Last December, NASA introduced that two new exoplanets had been hiding in plain sight amongst information from the Kepler area telescope. These two new planets weren’t found by a human, nevertheless. Instead, an exoplanet searching neural community—a sort of machine studying algorithm loosely modeled after the human mind—had found the planets by discovering refined patterns within the Kepler information that might’ve been almost unimaginable for a human to see.

On Thursday, Christopher Shallue, the lead Google engineer behind the exoplanet AI, introduced in a weblog publish that the corporate was making the algorithm open supply. In different phrases, anybody can obtain the code and assist hunt for exoplanets in Kepler information.

The Kepler area telescope was launched in 2009 to seek for exoplanets. The stars studied by Kepler are too distant to immediately observe an orbiting exoplanet, so astronomers should infer the presence of an exoplanet based mostly on modifications within the noticed brightness of a star. When an exoplanet passes in entrance of a star that star’s brightness briefly dips throughout the transit and alerts astronomers to the presence of an exoplanet.

After 4 years of observing 150,000 stars, Kepler had produced quite a bit of knowledge for astronomers to sift by means of—much more information than people might successfully search by means of. To restrict their search to solely probably the most promising candidates, astronomers centered on the 30,000 strongest stellar alerts obtained by Kepler and managed to find 2,500 exoplanets within the course of.
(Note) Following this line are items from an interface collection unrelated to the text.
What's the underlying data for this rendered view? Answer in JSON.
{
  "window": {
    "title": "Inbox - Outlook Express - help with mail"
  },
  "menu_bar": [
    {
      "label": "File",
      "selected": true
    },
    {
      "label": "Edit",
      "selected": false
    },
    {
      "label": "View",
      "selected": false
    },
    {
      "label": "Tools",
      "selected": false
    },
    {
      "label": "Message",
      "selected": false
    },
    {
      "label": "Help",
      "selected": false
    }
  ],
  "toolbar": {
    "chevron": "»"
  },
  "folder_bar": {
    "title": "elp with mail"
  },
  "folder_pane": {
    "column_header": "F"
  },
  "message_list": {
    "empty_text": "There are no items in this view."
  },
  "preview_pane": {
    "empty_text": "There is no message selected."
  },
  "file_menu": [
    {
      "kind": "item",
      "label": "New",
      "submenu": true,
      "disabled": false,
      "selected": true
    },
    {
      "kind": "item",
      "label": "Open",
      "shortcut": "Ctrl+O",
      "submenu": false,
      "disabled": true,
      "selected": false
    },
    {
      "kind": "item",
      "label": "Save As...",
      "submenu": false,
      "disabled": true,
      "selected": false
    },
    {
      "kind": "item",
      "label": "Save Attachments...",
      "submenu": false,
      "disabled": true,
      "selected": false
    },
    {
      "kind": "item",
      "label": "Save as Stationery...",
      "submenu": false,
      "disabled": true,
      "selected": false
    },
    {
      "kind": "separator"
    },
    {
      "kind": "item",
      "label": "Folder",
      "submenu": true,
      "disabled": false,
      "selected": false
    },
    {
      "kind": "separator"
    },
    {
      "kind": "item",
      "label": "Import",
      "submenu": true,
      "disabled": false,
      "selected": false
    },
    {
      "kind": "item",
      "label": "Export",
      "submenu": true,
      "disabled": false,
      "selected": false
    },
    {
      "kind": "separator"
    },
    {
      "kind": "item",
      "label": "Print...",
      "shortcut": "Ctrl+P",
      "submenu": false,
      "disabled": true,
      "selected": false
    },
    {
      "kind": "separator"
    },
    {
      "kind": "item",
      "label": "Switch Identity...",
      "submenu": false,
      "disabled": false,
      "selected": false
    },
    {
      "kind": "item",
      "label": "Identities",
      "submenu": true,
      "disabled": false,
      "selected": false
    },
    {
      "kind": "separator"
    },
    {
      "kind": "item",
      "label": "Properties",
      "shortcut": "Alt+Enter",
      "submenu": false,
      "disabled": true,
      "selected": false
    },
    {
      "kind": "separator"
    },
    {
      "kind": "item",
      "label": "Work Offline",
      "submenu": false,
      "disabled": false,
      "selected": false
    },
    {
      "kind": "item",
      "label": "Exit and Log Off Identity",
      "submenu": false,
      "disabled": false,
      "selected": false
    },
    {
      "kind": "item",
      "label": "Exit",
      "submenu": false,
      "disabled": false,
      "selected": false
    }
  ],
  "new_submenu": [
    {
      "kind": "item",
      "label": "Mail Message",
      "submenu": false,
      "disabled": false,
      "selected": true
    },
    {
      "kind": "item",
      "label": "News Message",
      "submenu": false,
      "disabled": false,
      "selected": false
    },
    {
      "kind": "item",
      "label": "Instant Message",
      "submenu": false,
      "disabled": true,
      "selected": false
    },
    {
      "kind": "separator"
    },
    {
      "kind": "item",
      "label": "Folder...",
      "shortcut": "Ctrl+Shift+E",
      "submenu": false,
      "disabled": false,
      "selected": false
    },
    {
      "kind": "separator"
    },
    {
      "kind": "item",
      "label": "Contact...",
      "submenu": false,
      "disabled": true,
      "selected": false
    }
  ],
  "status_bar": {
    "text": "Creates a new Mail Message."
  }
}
Read More: AI Found an Alien Solar System With As Many Planets As Our Own

Yet that meant that there have been roughly 120,000 weaker alerts that went unanalyzed, any considered one of which could host an exoplanet. To search by means of this treasure trove of astronomical information, researchers at Google skilled a neural community on 15,000 examples of exoplanet information that had been labeled by NASA researchers. This successfully taught the algorithm what signatures to search for in information that recommend the presence of an exoplanet.

After coaching the algorithm, the Google researchers used it to investigate round 700 of the weaker alerts coming from stars that had been already recognized to produce other exoplanets. In the method, Shallue and his colleagues discovered two new exoplanets.
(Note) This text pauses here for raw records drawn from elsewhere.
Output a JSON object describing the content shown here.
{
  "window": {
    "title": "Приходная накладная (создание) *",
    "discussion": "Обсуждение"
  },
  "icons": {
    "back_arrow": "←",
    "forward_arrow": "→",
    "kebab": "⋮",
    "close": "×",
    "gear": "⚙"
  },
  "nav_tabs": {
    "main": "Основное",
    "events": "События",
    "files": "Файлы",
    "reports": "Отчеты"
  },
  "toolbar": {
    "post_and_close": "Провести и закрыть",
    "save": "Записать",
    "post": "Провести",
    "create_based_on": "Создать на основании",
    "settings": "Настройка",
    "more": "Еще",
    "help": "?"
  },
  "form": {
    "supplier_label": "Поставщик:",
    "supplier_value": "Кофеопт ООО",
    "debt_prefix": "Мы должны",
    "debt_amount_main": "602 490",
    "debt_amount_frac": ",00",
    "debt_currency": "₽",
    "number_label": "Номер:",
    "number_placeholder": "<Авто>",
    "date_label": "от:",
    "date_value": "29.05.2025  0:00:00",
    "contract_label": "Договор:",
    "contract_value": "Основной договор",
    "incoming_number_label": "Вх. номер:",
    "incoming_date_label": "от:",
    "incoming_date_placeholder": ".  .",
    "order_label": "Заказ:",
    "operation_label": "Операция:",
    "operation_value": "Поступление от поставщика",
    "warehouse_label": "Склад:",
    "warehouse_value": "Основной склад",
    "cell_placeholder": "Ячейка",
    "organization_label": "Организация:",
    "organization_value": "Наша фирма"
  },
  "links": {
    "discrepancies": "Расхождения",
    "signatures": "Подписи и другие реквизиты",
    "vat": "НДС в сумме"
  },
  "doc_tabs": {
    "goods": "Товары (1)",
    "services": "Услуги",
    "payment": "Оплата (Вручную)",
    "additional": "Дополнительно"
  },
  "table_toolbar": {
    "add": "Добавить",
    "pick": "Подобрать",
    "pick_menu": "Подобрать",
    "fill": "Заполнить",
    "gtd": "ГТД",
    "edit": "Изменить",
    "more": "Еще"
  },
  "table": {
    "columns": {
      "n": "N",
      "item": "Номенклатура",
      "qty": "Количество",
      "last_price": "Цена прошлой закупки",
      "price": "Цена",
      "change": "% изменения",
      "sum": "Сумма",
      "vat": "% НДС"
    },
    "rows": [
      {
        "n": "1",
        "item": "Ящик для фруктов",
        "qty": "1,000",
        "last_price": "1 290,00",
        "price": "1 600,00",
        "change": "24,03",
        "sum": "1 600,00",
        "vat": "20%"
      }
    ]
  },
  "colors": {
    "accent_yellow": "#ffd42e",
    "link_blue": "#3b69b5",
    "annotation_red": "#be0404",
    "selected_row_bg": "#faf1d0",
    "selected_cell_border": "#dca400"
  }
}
The code for the exoplanet searching algorithm was launched on Github, which additionally consists of directions for learn how to use it. Although the code (and Kepler information) is on the market to anybody, it’s not precisely ‘plug and play.’ Experience with Google’s machine studying software program TensorFlow and coding in Python might be a significant boon to any aspiring exoplanet hunters.

According to Shallue, releasing the code was a method of giving the general public a fingers on have a look at how the neural internet finds planets whereas additionally encouraging additional evaluation of the Kepler information. Beyond this, Shallue stated he hopes the neural internet will pave the best way for nonetheless extra refined exoplanet searching instruments sooner or later.

“We hope this launch will show a helpful place to begin for creating related fashions for different NASA missions, like K2 (Kepler’s second mission) and the upcoming Transiting Exoplanet Survey Satellite mission,” Shallue stated.

This article sources info from Motherboard